National Spinal Cord Injury Association (NSCIA)At NSCIA, we educate and empower survivors of spinal cord injury and disease to achieve and maintain the highest levels of independence, health and personal fulfillment. We fulfill this mission by providing an innovative Peer Support Network and by raising awareness about spinal cord injury and disease through education.
National Alliance for CaregivingThe Alliance was created to conduct research, do policy analysis, develop national programs, increase public awareness of family care giving issues, work to strengthen state and local care giving coalitions, and represent the US care giving community internationally.
New York Online Access to Health (N.O.A.H)Offers information and links related to spinal cord and head injury treatment, rehabilitation, and children. Materials in Spanish.
Neuroscience for KidsOffers an understandable look at the segments of the spinal cord; from University of Washington.
NJ Self-Help Group ClearinghouseEnables people to help themselves with self-help groups.
Paralyzed Veterans of America, in support of The Consortium for Spinal Cord Medicine, offers authoritative clinical practice guidelines for bladder management. Consumer guides are available to download.
Red Cross Family Caregiving ResourcesInformation for caregivers.
SpineUniverseAt SpineUniverse our goal is to help patients and their families understand their back or neck problems. In clear, straightforward language we aim to explain what causes spinal problems and how they can be treated.

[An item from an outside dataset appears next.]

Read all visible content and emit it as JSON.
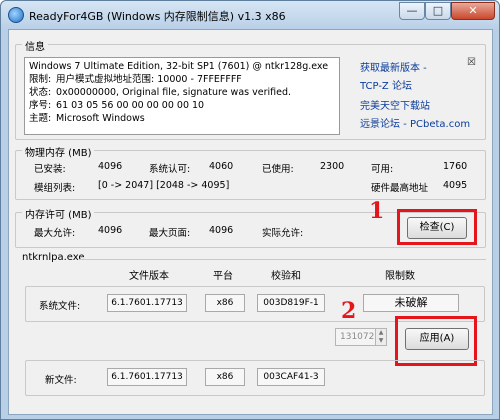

We are committed to ensure that all of the information we present is trustworthy and of the highest quality.
Spinal Cord Injury CaregiversYahoo Internet Forum is a place to share information and to support other caregivers who are caring for people with SCI.
Spinal Cord Injury Information NetworkThe Spinal Cord Injury Information Center features clinical information about bowel management and all other medical issues of paralysis.
University of Alabama at BirminghamOffers an information sheet (Info Sheet #11) on bladder care and management.
United Spinal AssociationOur mission is to improve the quality of life of all Americans living with spinal cord injuries and disorders (SCI/D), including multiple sclerosis, spina bifida, Lou Gehrig’s Disease (ALS), and post polio.
U.S. Department of Veterans Affairs Fact Sheet: VA and Spinal Cord InjuryOf the more than 250,000 Americans with serious spinal cord injuries and disorders, about 42,000 are veterans eligible for medical care and other benefits from the Department of Veterans Affairs (VA).
Well Spouse AssociationA national, not for profit membership organization that gives support to wives, husbands, and partners of the chronically ill and/or disabled. Through information and support groups, the organization address issues common to family caregivers: anger, guilt, fear, isolation, grief, and financial threat.
Paralysis Resource Center The Reeve Foundation Paralysis Resource Center Information Specialists are reachable business weekdays, Monday through Friday, toll-free at 800-539-7309 from 9:00 am to 5:00 pm ET. You may also schedule a call or send a message online.
Reeve Foundation Online Paralysis Community Connecting people living with paralysis, families, friends and caregivers so we can share support, experience, knowledge, and hope.
Quality of Life Grants DatabaseFind resources within the PRC Quality of Life Grants Database. Search by Zip Code, State or an Entire Category.
Library Books and VideosFind resources within the PRC library catalog.
This FREE 442 page book is a comprehensive information tool for individuals living with paralysis and for their caregivers. Request or download your copy now!
Check out programs in your area on our one-of-a kind online searchable Quality of Life program database. You can search by location or topic. GO